• **PROBLEM STATEMENT**
Exclude images, then output the remaining data verbatim.

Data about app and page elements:
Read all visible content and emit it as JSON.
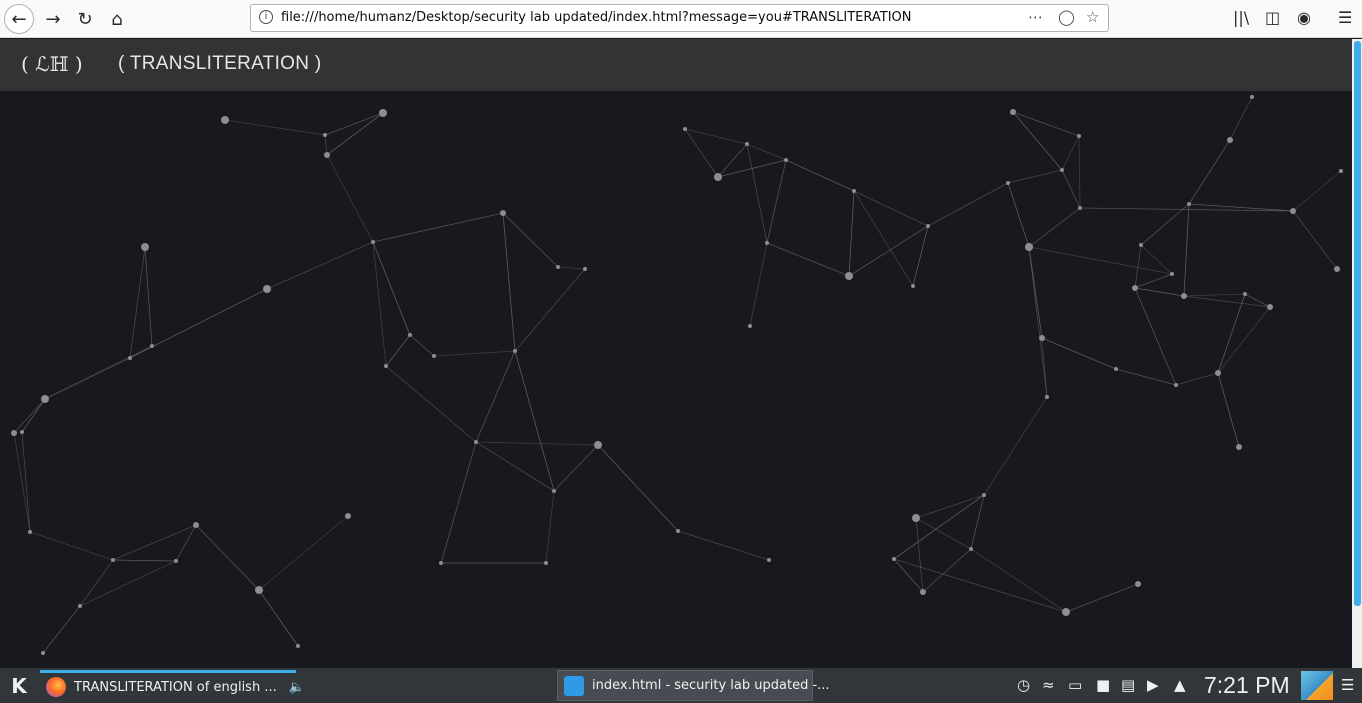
{
  "browser": {
    "url": "file:///home/humanz/Desktop/security lab updated/index.html?message=you#TRANSLITERATION"
  },
  "header": {
    "logo": "( ℒℍ )",
    "nav_item": "( TRANSLITERATION )"
  },
  "taskbar": {
    "tasks": [
      {
        "label": "TRANSLITERATION of english ..."
      },
      {
        "label": "index.html - security lab updated -..."
      }
    ],
    "clock": "7:21 PM"
  },
  "colors": {
    "page_bg": "#18181f",
    "header_bg": "#333336",
    "node": "#8d8d93",
    "edge": "#6a6a70",
    "accent": "#3daee9"
  },
  "icons": [
    "back-arrow-icon",
    "forward-arrow-icon",
    "reload-icon",
    "home-icon",
    "info-icon",
    "more-icon",
    "pocket-icon",
    "bookmark-star-icon",
    "library-icon",
    "sidebar-icon",
    "account-icon",
    "menu-icon",
    "kde-launcher-icon",
    "firefox-icon",
    "speaker-icon",
    "vscode-icon",
    "update-icon",
    "wifi-icon",
    "battery-icon",
    "lock-icon",
    "clipboard-icon",
    "volume-icon",
    "tray-expand-icon"
  ]
}
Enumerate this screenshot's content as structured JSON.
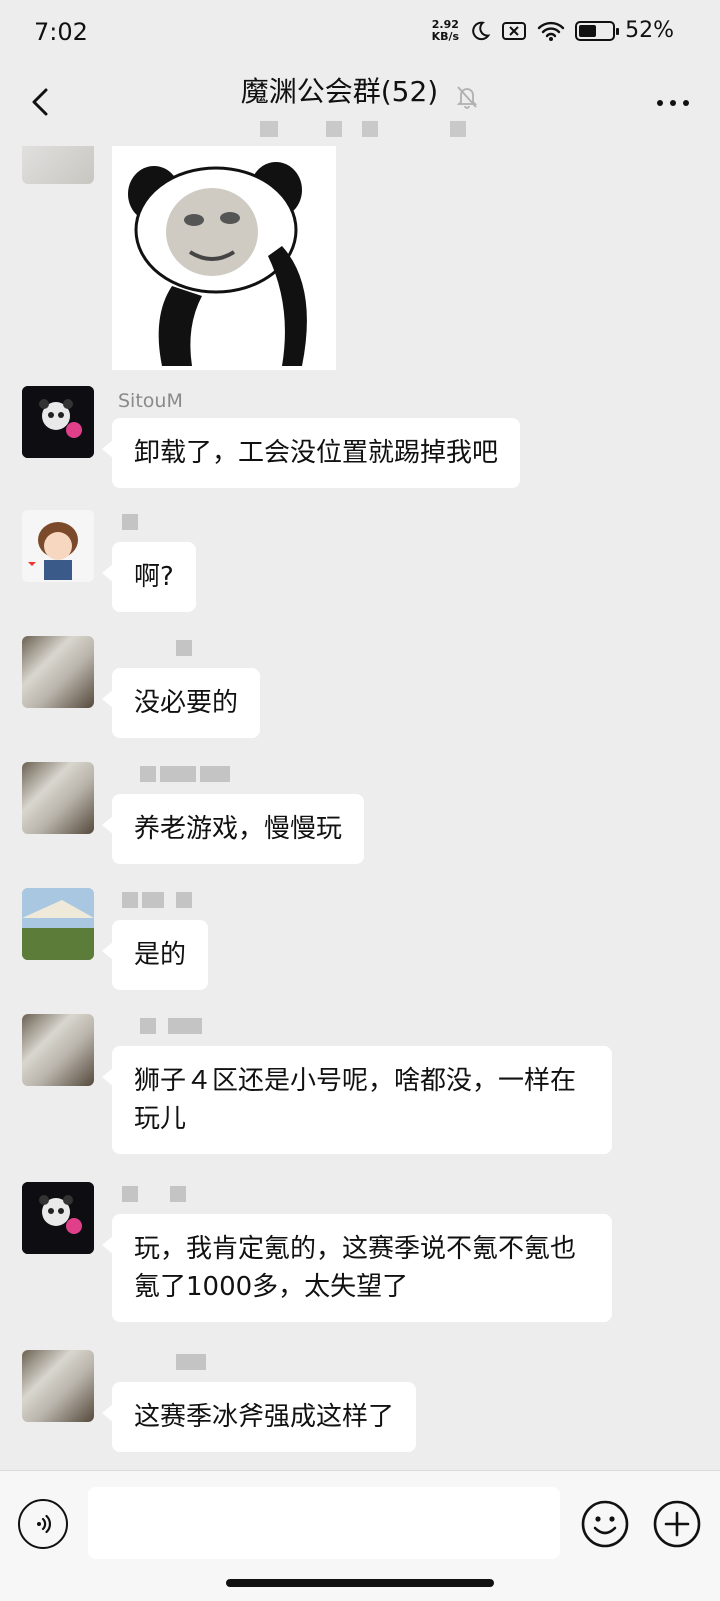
{
  "status_bar": {
    "time": "7:02",
    "net_speed_value": "2.92",
    "net_speed_unit": "KB/s",
    "battery": "52%",
    "battery_level": 0.52
  },
  "header": {
    "title": "魔渊公会群(52)"
  },
  "messages": [
    {
      "nick": "",
      "text": ""
    },
    {
      "nick": "SitouM",
      "text": "卸载了，工会没位置就踢掉我吧"
    },
    {
      "nick": "",
      "text": "啊?"
    },
    {
      "nick": "",
      "text": "没必要的"
    },
    {
      "nick": "",
      "text": "养老游戏，慢慢玩"
    },
    {
      "nick": "",
      "text": "是的"
    },
    {
      "nick": "",
      "text": "狮子４区还是小号呢，啥都没，一样在玩儿"
    },
    {
      "nick": "",
      "text": "玩，我肯定氪的，这赛季说不氪不氪也氪了1000多，太失望了"
    },
    {
      "nick": "",
      "text": "这赛季冰斧强成这样了"
    }
  ],
  "icons": {
    "back": "chevron-left-icon",
    "mute": "bell-off-icon",
    "more": "more-dots-icon",
    "voice": "voice-icon",
    "emoji": "emoji-icon",
    "plus": "plus-icon"
  }
}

• **RESPONSE BELOW**
Read all visible content and emit it as JSON.
{
  "browser": {
    "url": "file:///home/humanz/Desktop/security lab updated/index.html?message=you#TRANSLITERATION"
  },
  "header": {
    "logo": "( ℒℍ )",
    "nav_item": "( TRANSLITERATION )"
  },
  "taskbar": {
    "tasks": [
      {
        "label": "TRANSLITERATION of english ..."
      },
      {
        "label": "index.html - security lab updated -..."
      }
    ],
    "clock": "7:21 PM"
  },
  "colors": {
    "page_bg": "#18181f",
    "header_bg": "#333336",
    "node": "#8d8d93",
    "edge": "#6a6a70",
    "accent": "#3daee9"
  },
  "icons": [
    "back-arrow-icon",
    "forward-arrow-icon",
    "reload-icon",
    "home-icon",
    "info-icon",
    "more-icon",
    "pocket-icon",
    "bookmark-star-icon",
    "library-icon",
    "sidebar-icon",
    "account-icon",
    "menu-icon",
    "kde-launcher-icon",
    "firefox-icon",
    "speaker-icon",
    "vscode-icon",
    "update-icon",
    "wifi-icon",
    "battery-icon",
    "lock-icon",
    "clipboard-icon",
    "volume-icon",
    "tray-expand-icon"
  ]
}
Enumerate this screenshot's content as structured JSON.
{
  "status_bar": {
    "time": "7:02",
    "net_speed_value": "2.92",
    "net_speed_unit": "KB/s",
    "battery": "52%",
    "battery_level": 0.52
  },
  "header": {
    "title": "魔渊公会群(52)"
  },
  "messages": [
    {
      "nick": "",
      "text": ""
    },
    {
      "nick": "SitouM",
      "text": "卸载了，工会没位置就踢掉我吧"
    },
    {
      "nick": "",
      "text": "啊?"
    },
    {
      "nick": "",
      "text": "没必要的"
    },
    {
      "nick": "",
      "text": "养老游戏，慢慢玩"
    },
    {
      "nick": "",
      "text": "是的"
    },
    {
      "nick": "",
      "text": "狮子４区还是小号呢，啥都没，一样在玩儿"
    },
    {
      "nick": "",
      "text": "玩，我肯定氪的，这赛季说不氪不氪也氪了1000多，太失望了"
    },
    {
      "nick": "",
      "text": "这赛季冰斧强成这样了"
    }
  ],
  "icons": {
    "back": "chevron-left-icon",
    "mute": "bell-off-icon",
    "more": "more-dots-icon",
    "voice": "voice-icon",
    "emoji": "emoji-icon",
    "plus": "plus-icon"
  }
}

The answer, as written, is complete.